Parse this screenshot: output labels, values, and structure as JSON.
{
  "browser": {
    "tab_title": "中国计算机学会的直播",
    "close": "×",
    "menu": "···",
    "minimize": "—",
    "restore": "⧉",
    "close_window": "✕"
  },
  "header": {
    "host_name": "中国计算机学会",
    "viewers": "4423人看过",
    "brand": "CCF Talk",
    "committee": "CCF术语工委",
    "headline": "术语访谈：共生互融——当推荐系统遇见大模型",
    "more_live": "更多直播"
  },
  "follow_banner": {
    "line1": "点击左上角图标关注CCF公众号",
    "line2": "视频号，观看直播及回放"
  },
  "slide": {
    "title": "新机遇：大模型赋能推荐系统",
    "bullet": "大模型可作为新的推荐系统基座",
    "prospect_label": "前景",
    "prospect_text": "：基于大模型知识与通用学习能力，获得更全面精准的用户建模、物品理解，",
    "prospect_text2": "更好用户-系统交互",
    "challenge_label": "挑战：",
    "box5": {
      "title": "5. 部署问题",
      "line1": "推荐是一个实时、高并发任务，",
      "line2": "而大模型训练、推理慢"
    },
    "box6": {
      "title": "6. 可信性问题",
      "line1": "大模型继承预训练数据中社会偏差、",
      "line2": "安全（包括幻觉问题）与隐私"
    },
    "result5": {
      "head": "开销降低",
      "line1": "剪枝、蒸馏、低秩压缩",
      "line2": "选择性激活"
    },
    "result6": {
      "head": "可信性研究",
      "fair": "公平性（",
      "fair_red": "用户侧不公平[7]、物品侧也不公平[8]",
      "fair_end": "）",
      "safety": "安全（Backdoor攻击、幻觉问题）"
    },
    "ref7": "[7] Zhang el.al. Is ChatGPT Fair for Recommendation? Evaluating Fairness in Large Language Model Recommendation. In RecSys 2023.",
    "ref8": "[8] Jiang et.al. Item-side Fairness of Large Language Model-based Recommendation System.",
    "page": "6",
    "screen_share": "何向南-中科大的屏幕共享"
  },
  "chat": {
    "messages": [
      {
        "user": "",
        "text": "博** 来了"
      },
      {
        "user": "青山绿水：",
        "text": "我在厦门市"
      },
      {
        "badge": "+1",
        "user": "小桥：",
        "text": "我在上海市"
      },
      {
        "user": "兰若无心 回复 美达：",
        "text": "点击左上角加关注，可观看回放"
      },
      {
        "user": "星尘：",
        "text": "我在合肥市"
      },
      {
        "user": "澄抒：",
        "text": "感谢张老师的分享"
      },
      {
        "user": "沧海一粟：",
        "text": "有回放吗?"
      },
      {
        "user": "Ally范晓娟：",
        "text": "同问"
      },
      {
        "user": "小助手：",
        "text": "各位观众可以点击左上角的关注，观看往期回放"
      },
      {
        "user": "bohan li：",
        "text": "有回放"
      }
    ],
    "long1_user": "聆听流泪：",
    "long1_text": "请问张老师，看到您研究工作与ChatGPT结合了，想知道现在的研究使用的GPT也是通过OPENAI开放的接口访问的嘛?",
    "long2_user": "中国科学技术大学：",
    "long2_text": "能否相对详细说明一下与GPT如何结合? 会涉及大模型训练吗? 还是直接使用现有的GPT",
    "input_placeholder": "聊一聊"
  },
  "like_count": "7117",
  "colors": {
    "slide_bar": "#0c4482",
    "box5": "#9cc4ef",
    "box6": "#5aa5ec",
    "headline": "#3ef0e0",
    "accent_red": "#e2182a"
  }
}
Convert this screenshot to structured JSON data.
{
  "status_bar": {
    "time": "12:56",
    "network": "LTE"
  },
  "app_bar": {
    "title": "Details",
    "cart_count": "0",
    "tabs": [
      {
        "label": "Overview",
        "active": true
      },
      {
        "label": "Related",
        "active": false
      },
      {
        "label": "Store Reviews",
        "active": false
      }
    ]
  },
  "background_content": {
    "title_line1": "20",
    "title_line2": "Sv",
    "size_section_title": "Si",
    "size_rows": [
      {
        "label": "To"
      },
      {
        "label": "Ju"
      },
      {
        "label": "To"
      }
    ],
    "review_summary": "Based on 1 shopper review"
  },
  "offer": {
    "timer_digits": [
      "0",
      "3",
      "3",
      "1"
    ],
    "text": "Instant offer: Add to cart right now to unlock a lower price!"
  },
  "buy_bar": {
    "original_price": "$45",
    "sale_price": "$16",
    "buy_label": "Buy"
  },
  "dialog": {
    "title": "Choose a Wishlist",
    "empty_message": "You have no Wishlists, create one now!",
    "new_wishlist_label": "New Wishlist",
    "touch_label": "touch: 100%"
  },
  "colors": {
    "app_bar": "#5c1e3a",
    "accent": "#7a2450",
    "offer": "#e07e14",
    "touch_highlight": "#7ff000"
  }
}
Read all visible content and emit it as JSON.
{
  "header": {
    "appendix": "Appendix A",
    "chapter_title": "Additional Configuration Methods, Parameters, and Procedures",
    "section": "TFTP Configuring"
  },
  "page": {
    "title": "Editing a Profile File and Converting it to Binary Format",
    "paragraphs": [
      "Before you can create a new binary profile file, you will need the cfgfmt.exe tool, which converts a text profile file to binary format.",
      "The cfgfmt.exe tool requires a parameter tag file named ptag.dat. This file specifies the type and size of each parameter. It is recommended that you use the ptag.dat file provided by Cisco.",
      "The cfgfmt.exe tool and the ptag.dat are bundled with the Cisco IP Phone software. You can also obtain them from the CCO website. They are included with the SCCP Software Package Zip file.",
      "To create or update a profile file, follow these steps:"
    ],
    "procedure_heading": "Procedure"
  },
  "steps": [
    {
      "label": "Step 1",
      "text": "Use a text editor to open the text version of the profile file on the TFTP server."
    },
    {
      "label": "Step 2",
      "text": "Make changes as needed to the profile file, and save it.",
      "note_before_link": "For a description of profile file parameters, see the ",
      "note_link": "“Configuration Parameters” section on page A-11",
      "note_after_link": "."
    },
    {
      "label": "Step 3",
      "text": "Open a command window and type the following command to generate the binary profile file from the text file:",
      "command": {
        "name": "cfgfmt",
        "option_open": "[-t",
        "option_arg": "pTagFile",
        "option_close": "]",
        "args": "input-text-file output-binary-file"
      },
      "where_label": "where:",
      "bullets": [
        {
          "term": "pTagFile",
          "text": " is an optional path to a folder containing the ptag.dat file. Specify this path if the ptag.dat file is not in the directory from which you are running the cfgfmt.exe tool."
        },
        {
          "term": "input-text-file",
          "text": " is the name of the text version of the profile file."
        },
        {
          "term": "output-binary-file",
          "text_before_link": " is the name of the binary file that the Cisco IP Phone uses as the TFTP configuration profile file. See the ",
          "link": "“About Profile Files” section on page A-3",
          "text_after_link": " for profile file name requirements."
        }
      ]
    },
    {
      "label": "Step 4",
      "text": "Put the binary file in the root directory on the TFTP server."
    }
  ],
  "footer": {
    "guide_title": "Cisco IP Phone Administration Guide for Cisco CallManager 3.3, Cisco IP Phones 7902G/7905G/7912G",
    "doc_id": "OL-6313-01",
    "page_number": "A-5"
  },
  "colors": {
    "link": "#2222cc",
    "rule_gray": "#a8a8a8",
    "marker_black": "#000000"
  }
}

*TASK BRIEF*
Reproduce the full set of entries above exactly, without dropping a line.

*SOLUTION FOR THIS TASK*
Parse this screenshot: output labels, values, and structure as JSON.
{
  "browser": {
    "tab_title": "中国计算机学会的直播",
    "close": "×",
    "menu": "···",
    "minimize": "—",
    "restore": "⧉",
    "close_window": "✕"
  },
  "header": {
    "host_name": "中国计算机学会",
    "viewers": "4423人看过",
    "brand": "CCF Talk",
    "committee": "CCF术语工委",
    "headline": "术语访谈：共生互融——当推荐系统遇见大模型",
    "more_live": "更多直播"
  },
  "follow_banner": {
    "line1": "点击左上角图标关注CCF公众号",
    "line2": "视频号，观看直播及回放"
  },
  "slide": {
    "title": "新机遇：大模型赋能推荐系统",
    "bullet": "大模型可作为新的推荐系统基座",
    "prospect_label": "前景",
    "prospect_text": "：基于大模型知识与通用学习能力，获得更全面精准的用户建模、物品理解，",
    "prospect_text2": "更好用户-系统交互",
    "challenge_label": "挑战：",
    "box5": {
      "title": "5. 部署问题",
      "line1": "推荐是一个实时、高并发任务，",
      "line2": "而大模型训练、推理慢"
    },
    "box6": {
      "title": "6. 可信性问题",
      "line1": "大模型继承预训练数据中社会偏差、",
      "line2": "安全（包括幻觉问题）与隐私"
    },
    "result5": {
      "head": "开销降低",
      "line1": "剪枝、蒸馏、低秩压缩",
      "line2": "选择性激活"
    },
    "result6": {
      "head": "可信性研究",
      "fair": "公平性（",
      "fair_red": "用户侧不公平[7]、物品侧也不公平[8]",
      "fair_end": "）",
      "safety": "安全（Backdoor攻击、幻觉问题）"
    },
    "ref7": "[7] Zhang el.al. Is ChatGPT Fair for Recommendation? Evaluating Fairness in Large Language Model Recommendation. In RecSys 2023.",
    "ref8": "[8] Jiang et.al. Item-side Fairness of Large Language Model-based Recommendation System.",
    "page": "6",
    "screen_share": "何向南-中科大的屏幕共享"
  },
  "chat": {
    "messages": [
      {
        "user": "",
        "text": "博** 来了"
      },
      {
        "user": "青山绿水：",
        "text": "我在厦门市"
      },
      {
        "badge": "+1",
        "user": "小桥：",
        "text": "我在上海市"
      },
      {
        "user": "兰若无心 回复 美达：",
        "text": "点击左上角加关注，可观看回放"
      },
      {
        "user": "星尘：",
        "text": "我在合肥市"
      },
      {
        "user": "澄抒：",
        "text": "感谢张老师的分享"
      },
      {
        "user": "沧海一粟：",
        "text": "有回放吗?"
      },
      {
        "user": "Ally范晓娟：",
        "text": "同问"
      },
      {
        "user": "小助手：",
        "text": "各位观众可以点击左上角的关注，观看往期回放"
      },
      {
        "user": "bohan li：",
        "text": "有回放"
      }
    ],
    "long1_user": "聆听流泪：",
    "long1_text": "请问张老师，看到您研究工作与ChatGPT结合了，想知道现在的研究使用的GPT也是通过OPENAI开放的接口访问的嘛?",
    "long2_user": "中国科学技术大学：",
    "long2_text": "能否相对详细说明一下与GPT如何结合? 会涉及大模型训练吗? 还是直接使用现有的GPT",
    "input_placeholder": "聊一聊"
  },
  "like_count": "7117",
  "colors": {
    "slide_bar": "#0c4482",
    "box5": "#9cc4ef",
    "box6": "#5aa5ec",
    "headline": "#3ef0e0",
    "accent_red": "#e2182a"
  }
}
Convert this screenshot to structured JSON data.
{
  "status_bar": {
    "time": "12:56",
    "network": "LTE"
  },
  "app_bar": {
    "title": "Details",
    "cart_count": "0",
    "tabs": [
      {
        "label": "Overview",
        "active": true
      },
      {
        "label": "Related",
        "active": false
      },
      {
        "label": "Store Reviews",
        "active": false
      }
    ]
  },
  "background_content": {
    "title_line1": "20",
    "title_line2": "Sv",
    "size_section_title": "Si",
    "size_rows": [
      {
        "label": "To"
      },
      {
        "label": "Ju"
      },
      {
        "label": "To"
      }
    ],
    "review_summary": "Based on 1 shopper review"
  },
  "offer": {
    "timer_digits": [
      "0",
      "3",
      "3",
      "1"
    ],
    "text": "Instant offer: Add to cart right now to unlock a lower price!"
  },
  "buy_bar": {
    "original_price": "$45",
    "sale_price": "$16",
    "buy_label": "Buy"
  },
  "dialog": {
    "title": "Choose a Wishlist",
    "empty_message": "You have no Wishlists, create one now!",
    "new_wishlist_label": "New Wishlist",
    "touch_label": "touch: 100%"
  },
  "colors": {
    "app_bar": "#5c1e3a",
    "accent": "#7a2450",
    "offer": "#e07e14",
    "touch_highlight": "#7ff000"
  }
}
Read all visible content and emit it as JSON.
{
  "header": {
    "appendix": "Appendix A",
    "chapter_title": "Additional Configuration Methods, Parameters, and Procedures",
    "section": "TFTP Configuring"
  },
  "page": {
    "title": "Editing a Profile File and Converting it to Binary Format",
    "paragraphs": [
      "Before you can create a new binary profile file, you will need the cfgfmt.exe tool, which converts a text profile file to binary format.",
      "The cfgfmt.exe tool requires a parameter tag file named ptag.dat. This file specifies the type and size of each parameter. It is recommended that you use the ptag.dat file provided by Cisco.",
      "The cfgfmt.exe tool and the ptag.dat are bundled with the Cisco IP Phone software. You can also obtain them from the CCO website. They are included with the SCCP Software Package Zip file.",
      "To create or update a profile file, follow these steps:"
    ],
    "procedure_heading": "Procedure"
  },
  "steps": [
    {
      "label": "Step 1",
      "text": "Use a text editor to open the text version of the profile file on the TFTP server."
    },
    {
      "label": "Step 2",
      "text": "Make changes as needed to the profile file, and save it.",
      "note_before_link": "For a description of profile file parameters, see the ",
      "note_link": "“Configuration Parameters” section on page A-11",
      "note_after_link": "."
    },
    {
      "label": "Step 3",
      "text": "Open a command window and type the following command to generate the binary profile file from the text file:",
      "command": {
        "name": "cfgfmt",
        "option_open": "[-t",
        "option_arg": "pTagFile",
        "option_close": "]",
        "args": "input-text-file output-binary-file"
      },
      "where_label": "where:",
      "bullets": [
        {
          "term": "pTagFile",
          "text": " is an optional path to a folder containing the ptag.dat file. Specify this path if the ptag.dat file is not in the directory from which you are running the cfgfmt.exe tool."
        },
        {
          "term": "input-text-file",
          "text": " is the name of the text version of the profile file."
        },
        {
          "term": "output-binary-file",
          "text_before_link": " is the name of the binary file that the Cisco IP Phone uses as the TFTP configuration profile file. See the ",
          "link": "“About Profile Files” section on page A-3",
          "text_after_link": " for profile file name requirements."
        }
      ]
    },
    {
      "label": "Step 4",
      "text": "Put the binary file in the root directory on the TFTP server."
    }
  ],
  "footer": {
    "guide_title": "Cisco IP Phone Administration Guide for Cisco CallManager 3.3, Cisco IP Phones 7902G/7905G/7912G",
    "doc_id": "OL-6313-01",
    "page_number": "A-5"
  },
  "colors": {
    "link": "#2222cc",
    "rule_gray": "#a8a8a8",
    "marker_black": "#000000"
  }
}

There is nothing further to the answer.